- 1903 March 16, The Evansville Courier (Evansville Courier and Press), (Filler item), Quote Page 4, Column 7, Evansville, Indiana. (GenealogyBank) ↩
- 1903 April, Kindergarten Magazine, Volume 15, Number 8, (Filler item), Quote Page 488, Kindergarten Magazine Company, Chicago, Illinois. (Google Books Full View) link ↩
- 1911 September 29, Aberdeen Daily American, Oct. 23 and Nov. 11 Important Dates, Quote Page 1, Column 1, Aberdeen, South Dakota. (GenealogyBank) ↩
- 1914 May, The Philistine: A Periodical of Protest, Volume 38, Number 6, Heart-to-Heart Talks with Philistines by the Pastor of His Flock (Article by Elbert Hubbard), Start Page 161, Quote Page 178, Published by The Roycrofters, East Aurora, New York. (Google Books Full View) link ↩
- 1915 April 3, The Democrat-Forum (Maryville Daily Democrat Forum), (Advertisement by the newspaper requesting businesses to buy advertisement in the newspaper), Quote Page 4, Column 1, Maryville, Missouri. (NewspaperArchive) ↩
- 1924 November 26, The Washington Post, The Story of Bill Haag, Quote Page 6, Column 5, Washington, D.C. (ProQuest) ↩
- 1940 July 24, Alpine Sul Ross Skyline, (Published by the Students of Sul Ross State Teachers College), (Set of miscellaneous adages), Quote Page 2, Column 2, Alpine, Texas. (NewspaperArchive) ↩
- 1949, The Dictionary of Humorous Quotations, Edited by Evan Esar, Section: Elbert Hubbard, Quote Page 101, Doubleday, Garden City, New York. (Verified on paper in 1989 reprint edition from Dorset Press, New York) ↩
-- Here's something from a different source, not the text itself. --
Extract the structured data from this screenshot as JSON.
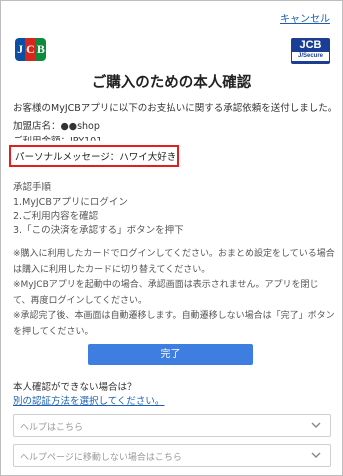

- 1962 March, Adult Leadership, Volume 10, Number 9, The Trading Post, Compiled by Walter Gray Jr. (Director Community Workshop, Oklahoma City Libraries, Oklahoma City, Oklahoma), Quote Page 282, Column 3, Published by Adult Education Association of the U.S.A., Chicago, Illinois. (Verified on microfilm) ↩
- 1974, U.S. Senate Hearing, Ninety-Third Congress, Second Session, Committee on Interior and Insular Affairs, Oversight–Mandatory Petroleum Allocation Programs, Date: February 15, 1974, Start Page 277, (Material submitted by Mrs. Janet Wilson and Mrs. James H. Angel; Statement of Citizens for Land and Water Use, Cleveland Metropolitan Area), Quote Page 287, U.S. Government Printing Office, Washington, D.C. (The original text used the misspelling “Confucious” instead of “Confucius”)(HathiTrust Full View) link ↩
- 1977 October 16, Marietta Daily Journal, Success Comes in ‘Cans’ by Nelson Price, Quote Page 4A, Column 3 and 4, Marietta, Georgia. (GenealogyBank) ↩
- 1996 March 25, St. Petersburg Times, Section: Citrus Times, State counselors seek justice for the child by Kelly Ryan, Quote Page 1, St. Petersburg, Florida. (NewsBank Access World News) ↩
- 2004, Echoes from the Smithsonian: America’s History Brought to Life by John McCollister, Quote Page 113, Spotlight Press: SP L.L.C., Champaign, Illinois. (Google Books Preview) ↩